Without an Illinois state ID card she could not apply for general assistance from the state. No general assistance meant Baumann, 61, had no income, access to medical care or permanent housing.
Her ID had been taken from her bag while residing at the Pacific Garden Mission shelter.
After being referred by Cornerstone Community Outreach to Sarah’s Circle, two non-profit agencies in Uptown, she was given the $20 needed to apply for a state ID card.
Homeless advocates said without an ID, the homeless face hefty fines if ticketed, barriers to employment and public services.
The Heartland Alliance, working with Rep. Greg Harris (D-Chicago), introduced House Bill 897, which would waive the current $20 fee and allow service providers to vouch for a homeless person’s status.
However, opponents of the bill were concerned with the bill’s language and potential cases of identity theft.
Rep. Mike Bost (R-Carbondale) said a lack of rules and procedures outlined for the Secretary of State in the bill raised concerns of identity misuse, calling it “a security breach.” Bost said its passage was equivalent to “passing a blank check.”
“We have moved into a whole new era of security, not just in the State but in the U.S.,” said Bost.
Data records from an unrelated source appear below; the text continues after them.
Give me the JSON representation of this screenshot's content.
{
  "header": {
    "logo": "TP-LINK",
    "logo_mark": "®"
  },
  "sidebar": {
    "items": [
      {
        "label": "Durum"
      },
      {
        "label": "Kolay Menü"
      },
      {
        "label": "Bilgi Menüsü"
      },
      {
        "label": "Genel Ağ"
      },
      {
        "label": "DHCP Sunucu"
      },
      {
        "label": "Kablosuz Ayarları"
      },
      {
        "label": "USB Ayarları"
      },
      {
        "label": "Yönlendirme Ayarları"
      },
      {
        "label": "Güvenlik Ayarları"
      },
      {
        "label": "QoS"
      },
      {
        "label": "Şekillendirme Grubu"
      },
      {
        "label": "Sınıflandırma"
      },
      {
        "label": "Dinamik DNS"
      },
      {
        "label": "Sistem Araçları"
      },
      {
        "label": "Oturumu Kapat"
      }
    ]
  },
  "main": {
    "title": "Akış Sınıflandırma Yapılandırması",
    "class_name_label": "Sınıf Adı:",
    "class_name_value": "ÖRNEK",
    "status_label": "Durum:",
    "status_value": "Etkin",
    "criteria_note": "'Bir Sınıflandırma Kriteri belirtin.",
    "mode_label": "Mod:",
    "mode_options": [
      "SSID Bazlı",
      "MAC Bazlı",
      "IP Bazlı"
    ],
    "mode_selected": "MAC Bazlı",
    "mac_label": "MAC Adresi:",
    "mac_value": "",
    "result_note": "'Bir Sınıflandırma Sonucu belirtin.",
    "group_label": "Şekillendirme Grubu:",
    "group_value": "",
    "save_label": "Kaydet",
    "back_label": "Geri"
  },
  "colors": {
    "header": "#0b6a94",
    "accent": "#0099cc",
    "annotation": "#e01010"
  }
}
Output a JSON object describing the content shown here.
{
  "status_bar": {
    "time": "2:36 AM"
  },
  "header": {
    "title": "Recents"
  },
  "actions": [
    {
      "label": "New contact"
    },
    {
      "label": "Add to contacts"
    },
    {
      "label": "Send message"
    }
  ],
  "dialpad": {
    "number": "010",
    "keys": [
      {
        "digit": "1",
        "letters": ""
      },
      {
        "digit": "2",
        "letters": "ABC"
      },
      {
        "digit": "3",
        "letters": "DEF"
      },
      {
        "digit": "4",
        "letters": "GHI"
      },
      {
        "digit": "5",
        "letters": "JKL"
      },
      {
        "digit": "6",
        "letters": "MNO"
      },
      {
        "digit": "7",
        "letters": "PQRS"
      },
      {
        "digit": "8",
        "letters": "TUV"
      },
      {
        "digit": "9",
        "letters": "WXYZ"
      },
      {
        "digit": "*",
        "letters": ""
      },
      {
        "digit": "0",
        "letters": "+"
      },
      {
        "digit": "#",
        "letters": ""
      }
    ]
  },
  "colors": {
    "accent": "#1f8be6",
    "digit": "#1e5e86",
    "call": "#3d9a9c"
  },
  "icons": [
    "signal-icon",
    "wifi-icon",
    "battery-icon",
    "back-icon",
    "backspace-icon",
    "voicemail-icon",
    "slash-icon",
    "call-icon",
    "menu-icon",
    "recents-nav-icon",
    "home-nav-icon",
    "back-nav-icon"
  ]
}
Co-sponsor Rep. Eddie Washington (D-Waukegan) said concerns over identification theft were blocks to attempts to help an underclass. Washington acknowledged, “it wasn’t the perfect bill,” but opposition rather than suggestions to make it better were counterproductive.
“Look how ludicrous an argument that is,” said Washington. “We got ID theft up the wazoo all over America. And if it were preventable on one level it would be preventable on another.”
Gina Guillemette, director of policy and advocacy for the Heartland Alliance, said the list of service providers included in the bill’s language makes it clear as to how a homeless person could apply for a state ID.
“Our main concern is that having a state ID is a critical piece of information for people…to help people transition out of homelessness, to employment, to secure their living and in many instances, access services,” said Guillemette.
Henry Haupt, deputy press secretary at the Secretary of State’s Office, said from the bill’s passage to its July 1, 2010 effective date, would allow the state enough time to work with a “variety of agencies” on implementation procedures.
Also, Haupt said an online program called Social Security Online Verification (SSOLV) and newer IDs have been designed with a series of security features to reduce fraud and identity theft.
Illinois distributes approximately 650,000 state ID cards a year, equating to $14 million in annual revenue.
The bill passed 106 to 9 in the House on March 13 and is currently moving through the Senate’s State Government and Veterans Affairs Committee.
At Sarah’s Circle, case manager Mandee L. Russell said she probably writes one to two checks a week to assist those seeking an ID card. Sarah’s Circle provided $1,700 last year in assistance for ID cards. After losing “a lot” of grant funding this year, the fee waive “would save them [sic] a lot of money,” said Russell.
“I think it would add up over time….and make them [homeless persons] feel better about walking around,” said Russell.